The presence of Matthysse makes this fight a more legitimate and interesting contest than would be the case had the original opponent, Barrios, made it through customs. As it is, Matthysse is a far more deserving challenger for the vacant WBC 140 lb. belt he and Morales will be contesting, a "world championship" that has now been stripped from Timothy Bradley not once, but twice (the first time was after another unification fight, against Kendall Holt). A lot of people like this fight, but any fight with a tough opponent like Matthysse that Morales takes at this stage of his career makes me a little queasy. Morales took a lot of punishment from Maidana, and Matthysse is almost as strong, and a better defensive boxer (both Alexander and Judah had problems hitting him consistently). Ironically, since Matthysse's workrate is noticeably lower than Maidana's, Morales may actually have a better shot of winning the fight, consequently becoming the first Mexican-born fighter to win titles in four different weight classes (122, 126, 130, and 140).

Grade: B+

Jessie Vargas vs. Josesito Lopez (the Las Vegas broadcast opener)

Junior welterweight prospect Jessie Vargas is 16-0 with 9 knockouts, but his resume so far is pretty thin. He was fed the shot Vivian Harris in April (and, it should be noted, he took fewer rounds than Victor Ortiz did to finish off that version of Harris). Josesito Lopez I know even less about, but in his biggest win, he knocked out Mike Dallas Jr., who was also undefeated at the time. I think this very easily could be the best fight on the PPV card.

Grade: A

Saul Alvarez v. Alfonso Gomez (the Los Angeles main event)
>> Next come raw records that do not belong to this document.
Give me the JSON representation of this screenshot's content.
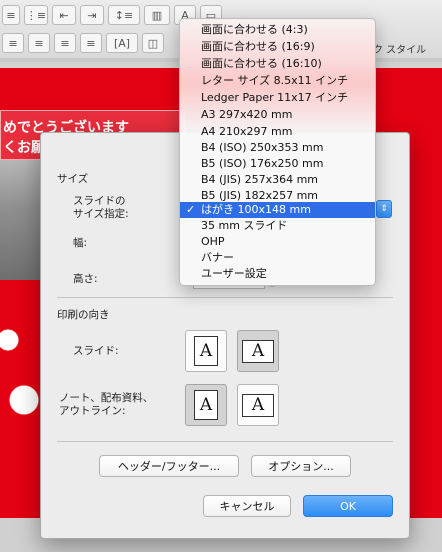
{
  "toolbar": {
    "style_label": "ク スタイル"
  },
  "slide": {
    "banner_line1": "めでとうございます",
    "banner_line2": "くお願"
  },
  "dialog": {
    "size_section": "サイズ",
    "slide_size_label_line1": "スライドの",
    "slide_size_label_line2": "サイズ指定:",
    "width_label": "幅:",
    "height_label": "高さ:",
    "orientation_section": "印刷の向き",
    "slide_orient_label": "スライド:",
    "notes_label_line1": "ノート、配布資料、",
    "notes_label_line2": "アウトライン:",
    "page_glyph": "A",
    "header_footer_button": "ヘッダー/フッター...",
    "options_button": "オプション...",
    "cancel_button": "キャンセル",
    "ok_button": "OK",
    "slide_orientation_selected": "landscape",
    "notes_orientation_selected": "portrait"
  },
  "menu": {
    "check_mark": "✓",
    "selected_index": 9,
    "items": [
      "画面に合わせる (4:3)",
      "画面に合わせる (16:9)",
      "画面に合わせる (16:10)",
      "レター サイズ 8.5x11 インチ",
      "Ledger Paper 11x17 インチ",
      "A3 297x420 mm",
      "A4 210x297 mm",
      "B4 (ISO) 250x353 mm",
      "B5 (ISO) 176x250 mm",
      "B4 (JIS) 257x364 mm",
      "B5 (JIS) 182x257 mm",
      "はがき 100x148 mm",
      "35 mm スライド",
      "OHP",
      "バナー",
      "ユーザー設定"
    ]
  },
  "colors": {
    "slide_red": "#e30012",
    "accent_blue": "#2f6de6"
  }
}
The fight in which Alvarez won the WBC title at 154 lbs. was a joke (against the hapless Matthew Hatton, who, although game, had exactly no chance in a hundred to win). Alvarez's first defense, against another Englishman, Ryan Rhodes, was only just less so. Now, for Alvarez's second defense, his team has selected former Contender participant, Alfonso Gomez. Gomez has looked pretty good since he was destroyed by an in-prime pre-Margarito Miguel Cotto a few years back. He surprised the hell out of me by winning a technical decision against the tough Jesus Soto-Karass, then trampled all over the shell of Jose Luis Castillo, before blowing out Calvin Green in May. I expect him to give Alvarez, who I haven't completely bought into, all he can handle. If Canelo can beat Gomez as definitively as Cotto did, then he'll have answered some pretty important questions.

Grade: B

Alfonso Gomez Flexes On The Mic (Again)

Alfonso Gomez, like Roy Jones, is one of the few boxers who prepares a song for each fight, usually performed at the press conference. Here's video of him baiting El Canelo at the LA presser promoting their September 17 fight at Staples Center that will be shown as a split-site card on HBO PPV. The Alvarez-Gomez fight is the main co-feature of Star Power: Mayweather vs. Ortiz. For his part, El Canelo was nonplussed to the degree that when he got on the mic, he claimed that he was "not a clown," but a man who would do his talking in the ring, with his fists.

Pages